Top of STUDY MATERIAL

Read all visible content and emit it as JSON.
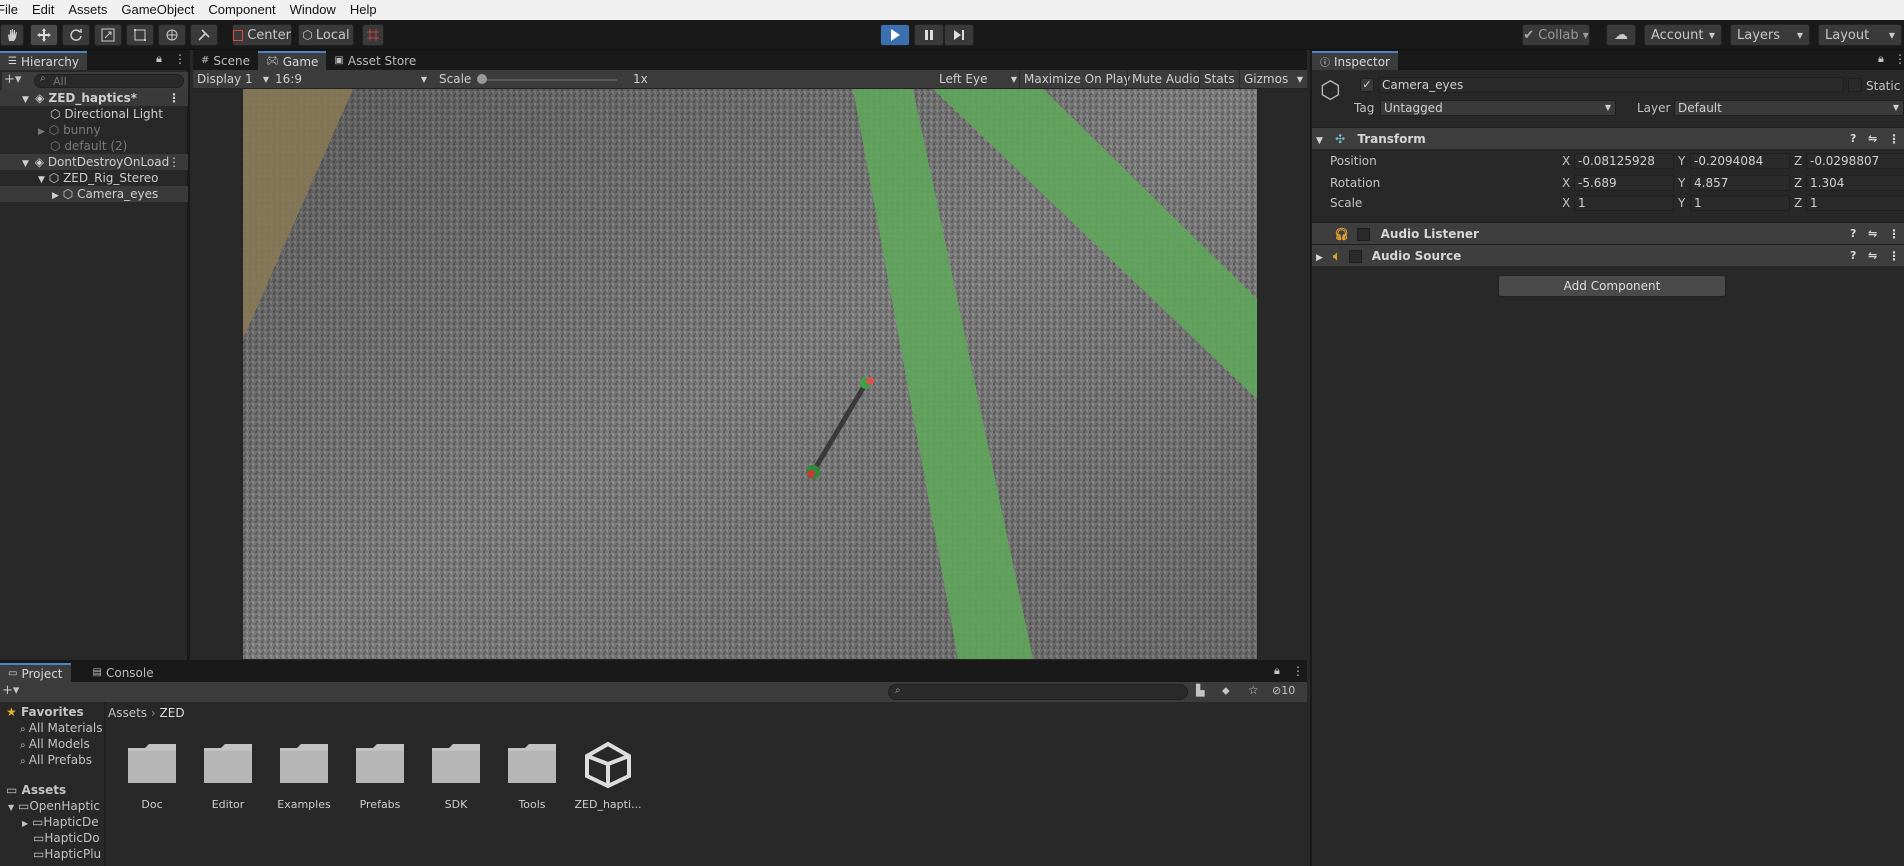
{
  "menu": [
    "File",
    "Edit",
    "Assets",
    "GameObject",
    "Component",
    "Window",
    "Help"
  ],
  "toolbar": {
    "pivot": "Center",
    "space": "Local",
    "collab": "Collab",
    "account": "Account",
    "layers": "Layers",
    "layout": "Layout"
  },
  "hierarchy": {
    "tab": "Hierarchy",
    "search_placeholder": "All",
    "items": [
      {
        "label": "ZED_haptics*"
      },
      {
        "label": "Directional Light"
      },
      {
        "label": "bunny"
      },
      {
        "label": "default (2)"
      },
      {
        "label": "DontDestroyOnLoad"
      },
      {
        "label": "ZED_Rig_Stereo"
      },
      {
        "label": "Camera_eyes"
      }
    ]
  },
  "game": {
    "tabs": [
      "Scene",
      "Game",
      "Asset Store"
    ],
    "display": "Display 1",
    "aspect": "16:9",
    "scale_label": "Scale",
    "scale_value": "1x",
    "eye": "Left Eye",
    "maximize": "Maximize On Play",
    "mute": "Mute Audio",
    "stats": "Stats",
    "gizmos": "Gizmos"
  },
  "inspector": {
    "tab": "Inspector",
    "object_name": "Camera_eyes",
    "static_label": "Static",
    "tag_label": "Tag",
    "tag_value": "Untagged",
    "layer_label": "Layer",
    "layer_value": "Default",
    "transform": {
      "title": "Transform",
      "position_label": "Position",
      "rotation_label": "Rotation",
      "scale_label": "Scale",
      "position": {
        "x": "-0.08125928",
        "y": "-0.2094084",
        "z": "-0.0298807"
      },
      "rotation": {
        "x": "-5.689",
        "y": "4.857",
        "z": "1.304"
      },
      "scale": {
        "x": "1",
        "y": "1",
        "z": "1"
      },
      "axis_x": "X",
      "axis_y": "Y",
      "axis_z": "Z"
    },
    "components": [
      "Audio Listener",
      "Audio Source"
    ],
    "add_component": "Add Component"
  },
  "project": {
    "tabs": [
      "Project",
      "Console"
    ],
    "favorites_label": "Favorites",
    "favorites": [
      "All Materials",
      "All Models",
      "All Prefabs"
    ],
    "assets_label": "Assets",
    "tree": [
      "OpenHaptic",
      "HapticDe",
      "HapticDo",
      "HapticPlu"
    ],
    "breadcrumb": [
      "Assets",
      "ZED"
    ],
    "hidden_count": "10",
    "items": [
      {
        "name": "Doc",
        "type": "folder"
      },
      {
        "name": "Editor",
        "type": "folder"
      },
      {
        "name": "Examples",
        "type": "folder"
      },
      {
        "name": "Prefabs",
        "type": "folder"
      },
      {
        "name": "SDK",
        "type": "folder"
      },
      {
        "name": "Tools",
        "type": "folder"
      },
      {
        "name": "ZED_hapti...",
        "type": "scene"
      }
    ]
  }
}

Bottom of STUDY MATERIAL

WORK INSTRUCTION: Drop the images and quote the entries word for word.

RESPONSE AREA:
Read all visible content and emit it as JSON.
{
  "menu": [
    "File",
    "Edit",
    "Assets",
    "GameObject",
    "Component",
    "Window",
    "Help"
  ],
  "toolbar": {
    "pivot": "Center",
    "space": "Local",
    "collab": "Collab",
    "account": "Account",
    "layers": "Layers",
    "layout": "Layout"
  },
  "hierarchy": {
    "tab": "Hierarchy",
    "search_placeholder": "All",
    "items": [
      {
        "label": "ZED_haptics*"
      },
      {
        "label": "Directional Light"
      },
      {
        "label": "bunny"
      },
      {
        "label": "default (2)"
      },
      {
        "label": "DontDestroyOnLoad"
      },
      {
        "label": "ZED_Rig_Stereo"
      },
      {
        "label": "Camera_eyes"
      }
    ]
  },
  "game": {
    "tabs": [
      "Scene",
      "Game",
      "Asset Store"
    ],
    "display": "Display 1",
    "aspect": "16:9",
    "scale_label": "Scale",
    "scale_value": "1x",
    "eye": "Left Eye",
    "maximize": "Maximize On Play",
    "mute": "Mute Audio",
    "stats": "Stats",
    "gizmos": "Gizmos"
  },
  "inspector": {
    "tab": "Inspector",
    "object_name": "Camera_eyes",
    "static_label": "Static",
    "tag_label": "Tag",
    "tag_value": "Untagged",
    "layer_label": "Layer",
    "layer_value": "Default",
    "transform": {
      "title": "Transform",
      "position_label": "Position",
      "rotation_label": "Rotation",
      "scale_label": "Scale",
      "position": {
        "x": "-0.08125928",
        "y": "-0.2094084",
        "z": "-0.0298807"
      },
      "rotation": {
        "x": "-5.689",
        "y": "4.857",
        "z": "1.304"
      },
      "scale": {
        "x": "1",
        "y": "1",
        "z": "1"
      },
      "axis_x": "X",
      "axis_y": "Y",
      "axis_z": "Z"
    },
    "components": [
      "Audio Listener",
      "Audio Source"
    ],
    "add_component": "Add Component"
  },
  "project": {
    "tabs": [
      "Project",
      "Console"
    ],
    "favorites_label": "Favorites",
    "favorites": [
      "All Materials",
      "All Models",
      "All Prefabs"
    ],
    "assets_label": "Assets",
    "tree": [
      "OpenHaptic",
      "HapticDe",
      "HapticDo",
      "HapticPlu"
    ],
    "breadcrumb": [
      "Assets",
      "ZED"
    ],
    "hidden_count": "10",
    "items": [
      {
        "name": "Doc",
        "type": "folder"
      },
      {
        "name": "Editor",
        "type": "folder"
      },
      {
        "name": "Examples",
        "type": "folder"
      },
      {
        "name": "Prefabs",
        "type": "folder"
      },
      {
        "name": "SDK",
        "type": "folder"
      },
      {
        "name": "Tools",
        "type": "folder"
      },
      {
        "name": "ZED_hapti...",
        "type": "scene"
      }
    ]
  }
}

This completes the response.